Both science and art share the spirit of breaking with established knowledge and searching for the unknown; the profoundly human desire to decipher the meaning and harmony of the whole that surrounds us.  This concept is reflected in Carnie's artistic productions, inspired by the workings of the brain, which show us that neuroscience can be a work of art. At the same time, in a strikingly aesthetic way, the artist represents important concepts and discoveries in the field of neuroscience.

"The Tree in Winter" highlights the intrinsic beauty of the brain, but also offers a surprising angle on the question: the famous "tree-shaped" structure is present everywhere, not only inside living organisms but in the world around us. We can even think that these images bear a strong resemblance to modern art techniques, from abstract creations to natural landscapes. Can we also think of parallelism of the multicolored print offered by the sensory neurons with a painting by Joan Miró, or perhaps Monet? Art can imitate science and vice versa.

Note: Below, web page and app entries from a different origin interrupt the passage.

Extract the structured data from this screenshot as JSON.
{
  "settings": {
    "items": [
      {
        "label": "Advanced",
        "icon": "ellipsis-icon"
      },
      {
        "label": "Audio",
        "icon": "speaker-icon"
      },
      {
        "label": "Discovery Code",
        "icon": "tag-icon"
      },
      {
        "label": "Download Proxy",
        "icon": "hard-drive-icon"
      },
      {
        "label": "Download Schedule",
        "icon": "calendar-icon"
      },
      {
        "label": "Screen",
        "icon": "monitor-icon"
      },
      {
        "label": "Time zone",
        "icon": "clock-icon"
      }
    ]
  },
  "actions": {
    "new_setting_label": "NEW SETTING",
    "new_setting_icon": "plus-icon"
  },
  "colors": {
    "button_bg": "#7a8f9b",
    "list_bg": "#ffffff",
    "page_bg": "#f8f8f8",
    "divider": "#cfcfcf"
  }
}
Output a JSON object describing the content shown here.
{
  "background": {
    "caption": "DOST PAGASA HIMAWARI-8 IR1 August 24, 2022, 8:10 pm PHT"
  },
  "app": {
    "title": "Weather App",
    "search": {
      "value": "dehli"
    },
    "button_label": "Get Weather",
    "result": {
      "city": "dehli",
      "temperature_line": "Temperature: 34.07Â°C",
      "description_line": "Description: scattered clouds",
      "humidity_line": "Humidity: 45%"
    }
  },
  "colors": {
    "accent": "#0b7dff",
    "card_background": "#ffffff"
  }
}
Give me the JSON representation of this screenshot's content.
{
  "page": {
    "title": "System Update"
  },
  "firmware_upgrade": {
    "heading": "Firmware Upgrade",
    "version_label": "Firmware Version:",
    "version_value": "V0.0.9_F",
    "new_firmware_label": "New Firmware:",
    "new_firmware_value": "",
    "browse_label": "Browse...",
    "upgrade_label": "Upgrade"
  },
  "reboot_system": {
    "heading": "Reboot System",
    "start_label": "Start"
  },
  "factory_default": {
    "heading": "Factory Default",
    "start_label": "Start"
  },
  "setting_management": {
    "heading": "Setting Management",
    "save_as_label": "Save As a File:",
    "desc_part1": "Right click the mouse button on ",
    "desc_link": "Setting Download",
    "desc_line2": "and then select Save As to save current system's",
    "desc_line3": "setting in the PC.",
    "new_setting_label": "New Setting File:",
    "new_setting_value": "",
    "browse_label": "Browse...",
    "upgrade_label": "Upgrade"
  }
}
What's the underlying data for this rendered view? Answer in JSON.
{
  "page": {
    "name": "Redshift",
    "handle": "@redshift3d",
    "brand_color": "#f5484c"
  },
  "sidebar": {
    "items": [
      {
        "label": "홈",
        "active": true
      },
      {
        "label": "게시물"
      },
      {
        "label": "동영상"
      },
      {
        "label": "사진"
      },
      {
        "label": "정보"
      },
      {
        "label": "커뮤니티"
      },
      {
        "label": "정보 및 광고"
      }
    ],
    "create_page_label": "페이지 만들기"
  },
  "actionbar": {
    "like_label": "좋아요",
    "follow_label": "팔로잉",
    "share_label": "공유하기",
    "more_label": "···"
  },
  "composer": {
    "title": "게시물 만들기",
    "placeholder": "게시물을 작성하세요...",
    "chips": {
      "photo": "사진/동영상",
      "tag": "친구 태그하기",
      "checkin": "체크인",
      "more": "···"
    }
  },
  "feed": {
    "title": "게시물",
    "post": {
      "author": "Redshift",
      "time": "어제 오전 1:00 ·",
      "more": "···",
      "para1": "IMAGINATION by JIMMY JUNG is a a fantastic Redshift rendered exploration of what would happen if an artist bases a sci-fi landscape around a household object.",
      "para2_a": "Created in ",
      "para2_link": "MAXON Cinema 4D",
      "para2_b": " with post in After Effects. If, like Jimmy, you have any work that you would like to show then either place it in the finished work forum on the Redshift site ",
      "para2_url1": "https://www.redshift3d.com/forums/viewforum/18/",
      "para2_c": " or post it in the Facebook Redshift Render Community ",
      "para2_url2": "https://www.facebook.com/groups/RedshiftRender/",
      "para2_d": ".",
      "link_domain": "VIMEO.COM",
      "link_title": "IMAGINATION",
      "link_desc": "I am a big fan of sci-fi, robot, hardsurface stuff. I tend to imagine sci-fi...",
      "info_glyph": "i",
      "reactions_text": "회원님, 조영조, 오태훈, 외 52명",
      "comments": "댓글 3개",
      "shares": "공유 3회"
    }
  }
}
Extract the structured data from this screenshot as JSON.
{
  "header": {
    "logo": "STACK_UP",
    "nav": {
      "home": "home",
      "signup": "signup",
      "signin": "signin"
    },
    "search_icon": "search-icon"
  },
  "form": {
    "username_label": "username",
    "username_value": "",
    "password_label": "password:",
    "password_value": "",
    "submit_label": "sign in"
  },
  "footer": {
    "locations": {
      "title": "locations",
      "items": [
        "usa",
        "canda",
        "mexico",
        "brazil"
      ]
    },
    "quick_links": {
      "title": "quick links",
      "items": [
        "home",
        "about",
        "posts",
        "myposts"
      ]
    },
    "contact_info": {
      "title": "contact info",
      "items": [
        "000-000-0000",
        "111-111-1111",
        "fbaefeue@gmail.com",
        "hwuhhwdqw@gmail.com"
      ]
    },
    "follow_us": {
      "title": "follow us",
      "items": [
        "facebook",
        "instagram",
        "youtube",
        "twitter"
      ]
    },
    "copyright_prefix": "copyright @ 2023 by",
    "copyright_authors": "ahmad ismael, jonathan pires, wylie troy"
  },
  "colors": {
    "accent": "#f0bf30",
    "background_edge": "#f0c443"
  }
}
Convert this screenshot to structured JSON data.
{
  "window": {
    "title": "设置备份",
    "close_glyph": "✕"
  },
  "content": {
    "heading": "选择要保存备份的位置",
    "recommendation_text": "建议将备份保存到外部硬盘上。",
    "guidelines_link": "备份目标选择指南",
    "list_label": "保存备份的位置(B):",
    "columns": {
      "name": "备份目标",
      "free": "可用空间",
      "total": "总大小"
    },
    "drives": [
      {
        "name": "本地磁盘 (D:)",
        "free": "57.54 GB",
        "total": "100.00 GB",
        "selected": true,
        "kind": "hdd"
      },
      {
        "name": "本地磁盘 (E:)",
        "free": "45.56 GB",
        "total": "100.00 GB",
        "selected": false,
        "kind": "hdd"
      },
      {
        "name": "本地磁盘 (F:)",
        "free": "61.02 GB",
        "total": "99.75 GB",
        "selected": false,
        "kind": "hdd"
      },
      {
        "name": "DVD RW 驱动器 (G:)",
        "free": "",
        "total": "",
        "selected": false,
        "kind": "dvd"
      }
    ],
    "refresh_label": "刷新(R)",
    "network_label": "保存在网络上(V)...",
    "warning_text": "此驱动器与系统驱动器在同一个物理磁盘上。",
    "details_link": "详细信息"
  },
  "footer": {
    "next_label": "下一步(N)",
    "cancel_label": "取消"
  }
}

The surprising field of neuroscience is also present in new technologies, which have shaped our relationship with our environment in recent years. So, the similarities between performance-optimized artificial neural networks and biological vision are striking, leading us to reflect on the ways of storing information, and how the digital is slowly overtaking the analog, and the human.

"The Tree in Winter" is not only an aesthetic proposal, it also gives light to continue on the path to understanding how the human creates, thinks, and exists; which is still a challenge for current neuroscience, a branch of knowledge that even today remains the most enigmatic.

Nadia Evangelina Carrizo: art critic and curator, Venuzuela